**PROBLEM DESCRIPTION**
In the entries below, find every line holding the string "time" and collect it.

◇ ◇ ◇ ◇ ◇

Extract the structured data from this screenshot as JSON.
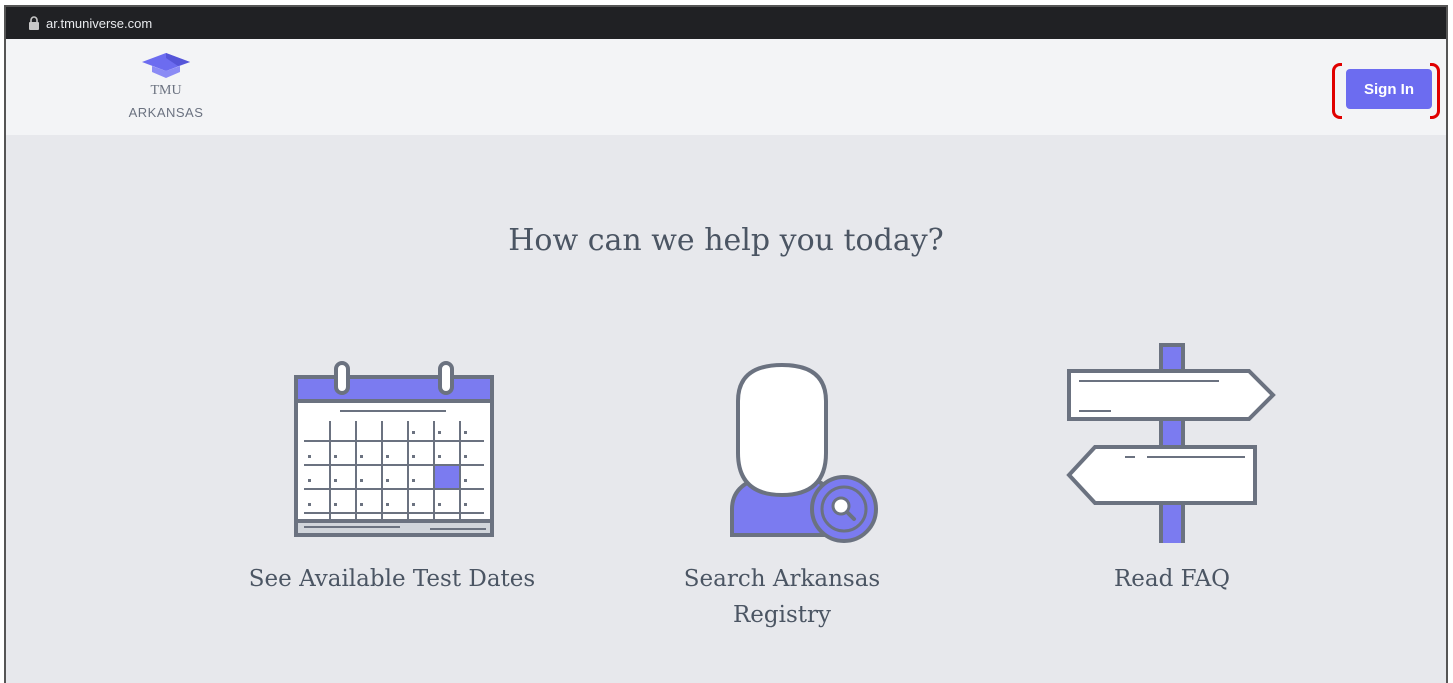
{
  "browser": {
    "url": "ar.tmuniverse.com"
  },
  "header": {
    "logo": {
      "abbr": "TMU",
      "state": "ARKANSAS"
    },
    "signin_label": "Sign In"
  },
  "main": {
    "headline": "How can we help you today?",
    "cards": [
      {
        "label": "See Available Test Dates"
      },
      {
        "label": "Search Arkansas Registry"
      },
      {
        "label": "Read FAQ"
      }
    ]
  },
  "colors": {
    "accent": "#6c6cf0",
    "annotation": "#e00000",
    "background": "#e7e8ec"
  }
}
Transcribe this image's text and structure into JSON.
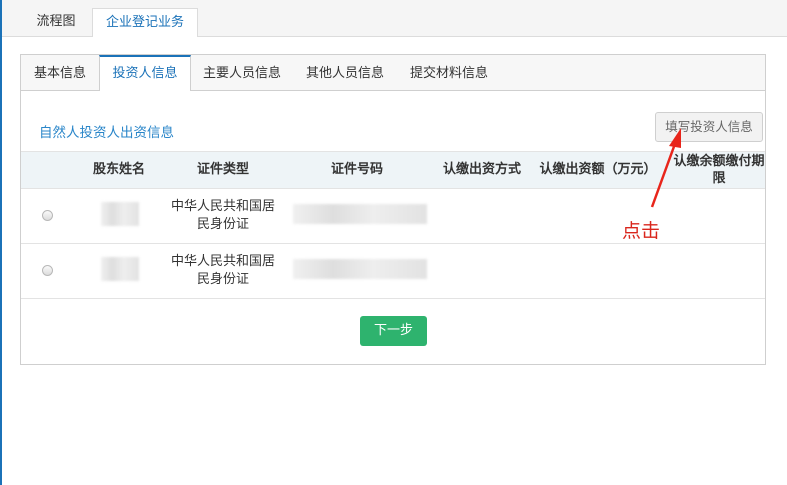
{
  "top_tabs": [
    {
      "label": "流程图"
    },
    {
      "label": "企业登记业务"
    }
  ],
  "sub_tabs": [
    {
      "label": "基本信息"
    },
    {
      "label": "投资人信息"
    },
    {
      "label": "主要人员信息"
    },
    {
      "label": "其他人员信息"
    },
    {
      "label": "提交材料信息"
    }
  ],
  "active_sub_tab": "投资人信息",
  "section": {
    "title": "自然人投资人出资信息",
    "fill_button": "填写投资人信息"
  },
  "table": {
    "headers": [
      "股东姓名",
      "证件类型",
      "证件号码",
      "认缴出资方式",
      "认缴出资额（万元）",
      "认缴余额缴付期限"
    ],
    "rows": [
      {
        "id_type": "中华人民共和国居民身份证"
      },
      {
        "id_type": "中华人民共和国居民身份证"
      }
    ]
  },
  "next_button": "下一步",
  "annotation": {
    "text": "点击",
    "color": "#d9261c"
  },
  "colors": {
    "accent": "#1b72b8",
    "link": "#2a86c9",
    "primary_button": "#2eb36e"
  }
}
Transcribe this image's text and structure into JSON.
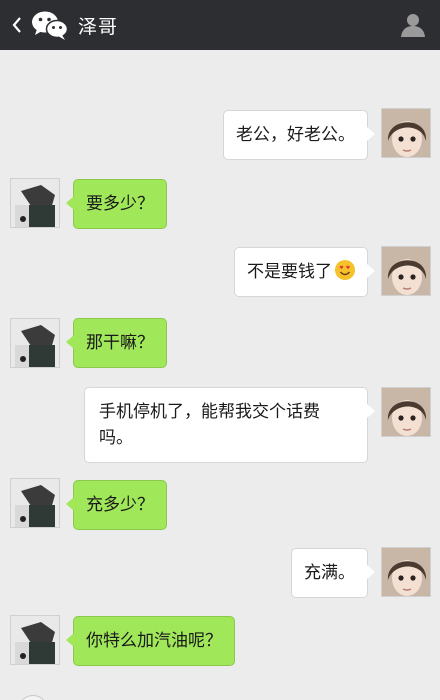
{
  "header": {
    "back_icon": "chevron-left-icon",
    "logo_icon": "wechat-logo-icon",
    "title": "泽哥",
    "contact_icon": "person-icon",
    "background": "#2d2e32"
  },
  "messages": [
    {
      "side": "out",
      "text": "老公，好老公。"
    },
    {
      "side": "in",
      "text": "要多少？"
    },
    {
      "side": "out",
      "text": "不是要钱了",
      "emoji": "smiling-face-heart-eyes-icon"
    },
    {
      "side": "in",
      "text": "那干嘛？"
    },
    {
      "side": "out",
      "text": "手机停机了，能帮我交个话费吗。"
    },
    {
      "side": "in",
      "text": "充多少？"
    },
    {
      "side": "out",
      "text": "充满。"
    },
    {
      "side": "in",
      "text": "你特么加汽油呢？"
    }
  ],
  "colors": {
    "incoming_bubble": "#a0e75a",
    "outgoing_bubble": "#ffffff",
    "chat_background": "#ececec"
  }
}
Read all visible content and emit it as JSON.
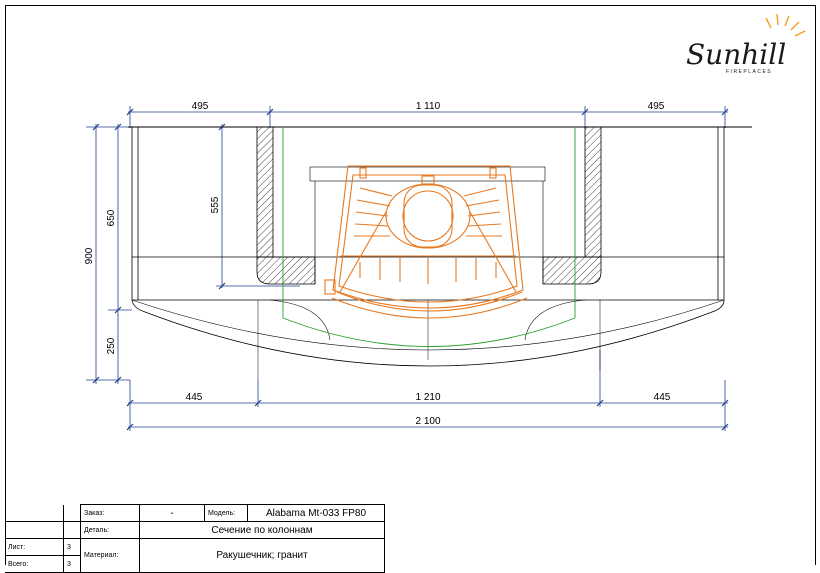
{
  "logo": {
    "brand": "Sunhill",
    "tagline": "FIREPLACES"
  },
  "dimensions": {
    "top_left": "495",
    "top_center": "1 110",
    "top_right": "495",
    "bottom_left": "445",
    "bottom_center": "1 210",
    "bottom_right": "445",
    "overall": "2 100",
    "height_total": "900",
    "height_upper": "650",
    "height_lower": "250",
    "height_inner": "555"
  },
  "stamp": {
    "order_label": "Заказ:",
    "order_value": "-",
    "model_label": "Модель:",
    "model_value": "Alabama Mt-033 FP80",
    "detail_label": "Деталь:",
    "detail_value": "Сечение по колоннам",
    "sheet_label": "Лист:",
    "sheet_value": "3",
    "total_label": "Всего:",
    "total_value": "3",
    "material_label": "Материал:",
    "material_value": "Ракушечник; гранит"
  },
  "colors": {
    "line": "#000000",
    "dimension": "#1f3f8f",
    "firebox": "#e8781e",
    "clearance": "#2aa02a",
    "logo": "#1a1a1a",
    "logo_sun": "#f0a020"
  }
}
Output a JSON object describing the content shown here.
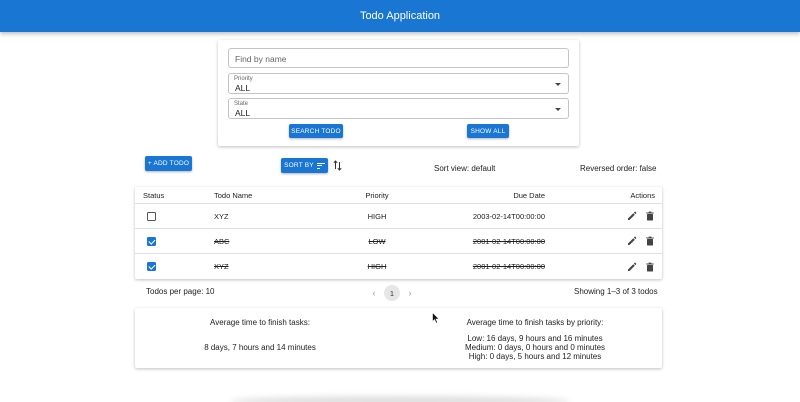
{
  "appbar": {
    "title": "Todo Application"
  },
  "filters": {
    "name_placeholder": "Find by name",
    "priority_label": "Priority",
    "priority_value": "ALL",
    "state_label": "State",
    "state_value": "ALL",
    "search_label": "Search Todo",
    "showall_label": "Show All"
  },
  "toolbar": {
    "add_label": "+ Add Todo",
    "sort_label": "Sort By",
    "sort_view": "Sort view: default",
    "reversed": "Reversed order: false"
  },
  "table": {
    "headers": {
      "status": "Status",
      "name": "Todo Name",
      "priority": "Priority",
      "due": "Due Date",
      "actions": "Actions"
    },
    "rows": [
      {
        "name": "XYZ",
        "priority": "HIGH",
        "due": "2003-02-14T00:00:00",
        "done": false
      },
      {
        "name": "ABC",
        "priority": "LOW",
        "due": "2001-02-14T00:00:00",
        "done": true
      },
      {
        "name": "XYZ",
        "priority": "HIGH",
        "due": "2001-02-14T00:00:00",
        "done": true
      }
    ]
  },
  "pagination": {
    "per_page": "Todos per page: 10",
    "current_page": "1",
    "showing": "Showing 1–3 of 3 todos"
  },
  "stats": {
    "avg_label": "Average time to finish tasks:",
    "avg_value": "8 days, 7 hours and 14 minutes",
    "prio_label": "Average time to finish tasks by priority:",
    "low": "Low: 16 days, 9 hours and 16 minutes",
    "medium": "Medium: 0 days, 0 hours and 0 minutes",
    "high": "High: 0 days, 5 hours and 12 minutes"
  },
  "icons": {
    "edit": "pencil-icon",
    "delete": "trash-icon",
    "sort": "sort-lines-icon",
    "swap": "swap-vertical-icon"
  },
  "colors": {
    "primary": "#1976d2"
  }
}
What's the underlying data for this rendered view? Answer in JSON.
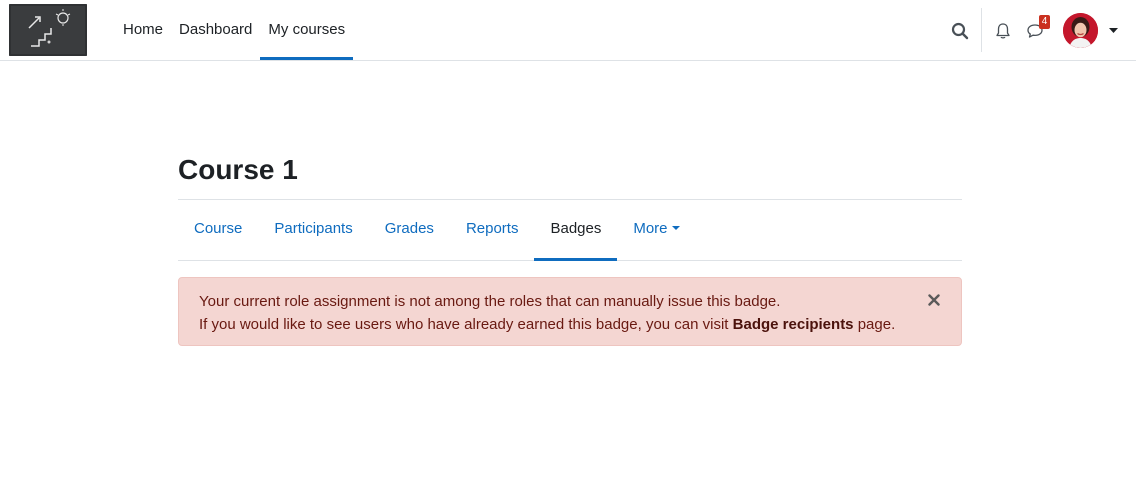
{
  "navbar": {
    "logo_alt": "Site logo",
    "items": [
      {
        "label": "Home",
        "active": false
      },
      {
        "label": "Dashboard",
        "active": false
      },
      {
        "label": "My courses",
        "active": true
      }
    ],
    "icons": {
      "search": "search-icon",
      "notifications": "bell-icon",
      "messages": "chat-icon",
      "user_menu": "caret-down-icon"
    },
    "messages_count": "4",
    "accent_color": "#0f6cbf",
    "badge_color": "#ca3120"
  },
  "page": {
    "title": "Course 1"
  },
  "secondary_nav": {
    "tabs": [
      {
        "label": "Course",
        "active": false
      },
      {
        "label": "Participants",
        "active": false
      },
      {
        "label": "Grades",
        "active": false
      },
      {
        "label": "Reports",
        "active": false
      },
      {
        "label": "Badges",
        "active": true
      },
      {
        "label": "More",
        "active": false,
        "dropdown": true
      }
    ]
  },
  "alert": {
    "line1": "Your current role assignment is not among the roles that can manually issue this badge.",
    "line2_prefix": "If you would like to see users who have already earned this badge, you can visit ",
    "line2_link": "Badge recipients",
    "line2_suffix": " page.",
    "close_icon": "close-icon",
    "background": "#f4d6d2",
    "text_color": "#691911"
  }
}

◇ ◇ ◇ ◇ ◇

**SOLUTION TO THIS PROBLEM**
    "avg_label": "Average time to finish tasks:",
    "prio_label": "Average time to finish tasks by priority:",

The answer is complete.